Our View: Idaho’s HJR 2 is unneeded and mean spirited
Idaho law is clear: Marriage is between a man and a woman.
Many may wish for a more open-minded public policy, but the state’s elected legislators have spoken. The law is the law.
All of which just puts Idaho – and Washington, which has a comparable statute – in the mainstream among American states. Even though public attitudes around sexual orientation have grown increasingly accepting in recent years, they don’t go that far. In state after state where voters have been offered a chance to extend marriage rights to gay and lesbian couples, the answer has been no.
What’s puzzling in Idaho, with an important election less than a month away, is why the firmly resolved question about same-sex marriage needs more attention.
Specifically, why is House Joint Resolution 2 on the ballot?
If Idaho voters approve the measure on Nov. 7, they will add this deceptively simple sentence to the state Constitution : “A marriage between a man and a woman is the only domestic legal union that shall be valid or recognized in this state.”
Read those 23 words again. Pay attention to the broad implications.
They don’t merely echo what the law now says. They say that no other arrangement formalizing a relationship between two men or two women who want to share a life – a “domestic legal union,” if you will – is allowed.
No civil unions. No domestic partnerships. None of the accommodations that some other states have made to same-gender couples in lieu of marriage. Nothing.
A woman is rushed to the hospital with a serious injury or illness. If she has a husband, he can go straight to her side once he’s notified.
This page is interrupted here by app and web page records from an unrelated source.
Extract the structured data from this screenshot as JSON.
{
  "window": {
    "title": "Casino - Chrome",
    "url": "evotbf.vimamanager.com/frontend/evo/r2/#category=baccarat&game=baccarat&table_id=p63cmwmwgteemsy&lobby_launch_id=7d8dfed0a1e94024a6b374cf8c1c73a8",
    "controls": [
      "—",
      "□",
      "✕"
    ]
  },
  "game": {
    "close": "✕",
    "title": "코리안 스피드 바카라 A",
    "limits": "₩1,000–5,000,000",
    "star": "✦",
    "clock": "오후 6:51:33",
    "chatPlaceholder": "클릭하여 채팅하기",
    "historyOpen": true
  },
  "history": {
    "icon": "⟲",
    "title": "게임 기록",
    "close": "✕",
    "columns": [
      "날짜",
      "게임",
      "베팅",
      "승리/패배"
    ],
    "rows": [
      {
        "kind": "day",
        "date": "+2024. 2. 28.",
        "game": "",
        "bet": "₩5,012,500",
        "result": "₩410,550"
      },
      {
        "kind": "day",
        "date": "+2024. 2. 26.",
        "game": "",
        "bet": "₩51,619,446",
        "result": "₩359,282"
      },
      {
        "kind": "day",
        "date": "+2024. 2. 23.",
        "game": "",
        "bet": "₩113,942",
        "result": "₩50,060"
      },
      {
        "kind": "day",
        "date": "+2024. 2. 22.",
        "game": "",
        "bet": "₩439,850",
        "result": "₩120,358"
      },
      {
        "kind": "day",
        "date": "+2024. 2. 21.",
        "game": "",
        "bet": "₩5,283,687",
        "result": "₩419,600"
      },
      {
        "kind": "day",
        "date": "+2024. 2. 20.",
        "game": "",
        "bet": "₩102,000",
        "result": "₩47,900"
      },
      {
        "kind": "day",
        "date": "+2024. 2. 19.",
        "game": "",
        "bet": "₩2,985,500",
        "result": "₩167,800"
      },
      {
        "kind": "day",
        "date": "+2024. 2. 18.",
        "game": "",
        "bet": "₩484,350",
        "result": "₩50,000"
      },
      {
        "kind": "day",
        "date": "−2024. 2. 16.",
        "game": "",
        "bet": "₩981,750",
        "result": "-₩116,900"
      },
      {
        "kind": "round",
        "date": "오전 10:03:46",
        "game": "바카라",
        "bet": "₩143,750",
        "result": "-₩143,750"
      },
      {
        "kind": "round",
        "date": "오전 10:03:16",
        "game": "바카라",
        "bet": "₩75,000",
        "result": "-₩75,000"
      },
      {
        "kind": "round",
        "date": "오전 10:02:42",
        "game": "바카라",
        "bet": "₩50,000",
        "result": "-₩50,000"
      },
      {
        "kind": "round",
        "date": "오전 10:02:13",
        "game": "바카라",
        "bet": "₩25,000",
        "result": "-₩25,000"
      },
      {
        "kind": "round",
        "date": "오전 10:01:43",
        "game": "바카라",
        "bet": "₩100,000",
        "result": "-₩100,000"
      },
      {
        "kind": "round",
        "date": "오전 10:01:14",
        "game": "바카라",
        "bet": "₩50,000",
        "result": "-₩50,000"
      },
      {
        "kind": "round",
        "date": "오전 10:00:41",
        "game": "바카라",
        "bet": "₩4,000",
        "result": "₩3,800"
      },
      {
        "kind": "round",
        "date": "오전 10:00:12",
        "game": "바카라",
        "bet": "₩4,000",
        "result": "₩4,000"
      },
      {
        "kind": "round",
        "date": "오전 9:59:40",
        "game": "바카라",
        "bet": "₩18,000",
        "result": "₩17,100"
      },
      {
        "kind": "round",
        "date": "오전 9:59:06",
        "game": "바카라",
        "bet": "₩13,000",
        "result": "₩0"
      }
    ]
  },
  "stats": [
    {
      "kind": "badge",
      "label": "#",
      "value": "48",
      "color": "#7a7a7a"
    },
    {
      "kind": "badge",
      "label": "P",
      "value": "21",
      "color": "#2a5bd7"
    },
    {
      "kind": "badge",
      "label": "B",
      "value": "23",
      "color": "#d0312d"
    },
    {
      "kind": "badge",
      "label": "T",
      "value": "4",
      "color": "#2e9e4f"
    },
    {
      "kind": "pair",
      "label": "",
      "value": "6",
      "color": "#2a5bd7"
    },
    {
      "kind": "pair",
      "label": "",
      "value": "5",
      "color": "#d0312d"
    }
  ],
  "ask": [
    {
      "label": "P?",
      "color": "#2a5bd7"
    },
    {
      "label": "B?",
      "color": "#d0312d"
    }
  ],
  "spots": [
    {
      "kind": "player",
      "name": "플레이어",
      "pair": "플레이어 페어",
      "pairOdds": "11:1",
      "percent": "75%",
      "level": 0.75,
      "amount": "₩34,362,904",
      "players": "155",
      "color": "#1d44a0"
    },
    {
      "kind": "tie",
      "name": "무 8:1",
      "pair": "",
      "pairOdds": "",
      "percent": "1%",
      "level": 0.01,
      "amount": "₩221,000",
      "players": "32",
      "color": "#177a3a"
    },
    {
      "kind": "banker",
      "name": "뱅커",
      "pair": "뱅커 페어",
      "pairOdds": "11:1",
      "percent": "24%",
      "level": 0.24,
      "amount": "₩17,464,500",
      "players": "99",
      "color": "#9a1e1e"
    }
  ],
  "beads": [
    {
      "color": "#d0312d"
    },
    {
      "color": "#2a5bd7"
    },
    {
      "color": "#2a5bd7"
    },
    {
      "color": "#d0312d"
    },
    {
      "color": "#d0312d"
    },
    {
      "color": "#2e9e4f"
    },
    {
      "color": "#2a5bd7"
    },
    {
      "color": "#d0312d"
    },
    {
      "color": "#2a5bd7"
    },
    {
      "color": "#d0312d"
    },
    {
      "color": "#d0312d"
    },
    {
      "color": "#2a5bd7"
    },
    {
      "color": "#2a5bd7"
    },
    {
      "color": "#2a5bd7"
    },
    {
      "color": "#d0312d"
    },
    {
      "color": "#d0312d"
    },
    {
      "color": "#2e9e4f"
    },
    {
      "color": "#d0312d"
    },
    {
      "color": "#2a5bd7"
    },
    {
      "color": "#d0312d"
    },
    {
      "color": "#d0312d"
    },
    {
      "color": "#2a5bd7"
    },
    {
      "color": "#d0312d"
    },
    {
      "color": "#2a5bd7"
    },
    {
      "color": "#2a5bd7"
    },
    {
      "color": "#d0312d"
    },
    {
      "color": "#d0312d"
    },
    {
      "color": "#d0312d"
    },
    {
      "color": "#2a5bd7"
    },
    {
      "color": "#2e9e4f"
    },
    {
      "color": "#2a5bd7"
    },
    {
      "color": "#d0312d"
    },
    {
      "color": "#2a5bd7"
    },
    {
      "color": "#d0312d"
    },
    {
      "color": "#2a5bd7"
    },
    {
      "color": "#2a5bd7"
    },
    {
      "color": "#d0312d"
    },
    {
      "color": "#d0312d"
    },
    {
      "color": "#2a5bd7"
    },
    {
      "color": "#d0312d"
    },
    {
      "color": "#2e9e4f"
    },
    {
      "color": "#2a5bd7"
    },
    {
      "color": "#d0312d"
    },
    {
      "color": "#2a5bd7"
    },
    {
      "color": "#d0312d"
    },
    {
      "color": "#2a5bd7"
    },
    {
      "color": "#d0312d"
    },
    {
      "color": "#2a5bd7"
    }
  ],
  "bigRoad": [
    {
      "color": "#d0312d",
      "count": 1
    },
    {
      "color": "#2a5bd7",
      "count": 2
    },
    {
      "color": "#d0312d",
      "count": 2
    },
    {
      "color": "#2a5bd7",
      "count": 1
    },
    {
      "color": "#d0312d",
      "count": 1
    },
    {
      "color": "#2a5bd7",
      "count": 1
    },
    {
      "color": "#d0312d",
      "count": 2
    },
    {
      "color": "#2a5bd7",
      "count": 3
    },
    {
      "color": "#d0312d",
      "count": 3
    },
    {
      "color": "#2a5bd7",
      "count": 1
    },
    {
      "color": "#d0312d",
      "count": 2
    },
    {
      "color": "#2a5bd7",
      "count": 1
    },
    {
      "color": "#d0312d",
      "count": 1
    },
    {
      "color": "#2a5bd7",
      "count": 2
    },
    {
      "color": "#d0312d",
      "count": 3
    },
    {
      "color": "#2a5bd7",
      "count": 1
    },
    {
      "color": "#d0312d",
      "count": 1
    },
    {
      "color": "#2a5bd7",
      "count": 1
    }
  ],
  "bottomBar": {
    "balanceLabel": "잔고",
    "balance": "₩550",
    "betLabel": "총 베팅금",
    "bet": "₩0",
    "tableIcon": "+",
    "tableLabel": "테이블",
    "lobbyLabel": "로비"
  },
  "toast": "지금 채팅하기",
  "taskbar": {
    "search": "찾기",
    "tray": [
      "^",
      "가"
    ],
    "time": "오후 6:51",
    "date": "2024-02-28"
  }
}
But if she’s a lesbian, her anxious partner probably can’t do the same – and under HJR 2 it will become even less likely. If there are end-of-life decisions to be made about feeding tubes and life-support systems, the personal helplessness of watching a loved one suffer only deepens.
So it goes with a host of shared concerns involving property, estates, benefits …
That’s inconsistent with Idahoans’ attitudes about individualism and live-and-let-live fair play.
Advocates of the measure insist it is needed to guard against renegade judges trampling on existing law and forcing same-sex marriage on a state that doesn’t want it.
Time out for a reality check. Washington and Idaho are neighboring states but few people would fail to recognize the fundamental ideological gulf between them. If either state’s courts are going to push a progressive social agenda as bold as permitting same-sex marriage, it’s blue-state Washington, not red-state Idaho. And Washington’s Supreme Court this year rejected a challenge to the state’s version of the Defense of Marriage Act. If the law is going to be changed, they ruled, it’s up to elected lawmakers, not the courts, to do it.
In Idaho, the exclusiveness of traditional marriage is secure as long as the people want it. HJR 2 is overkill, and if passed it will make Idahoans look mean-spirited and discriminatory. They should turn it down.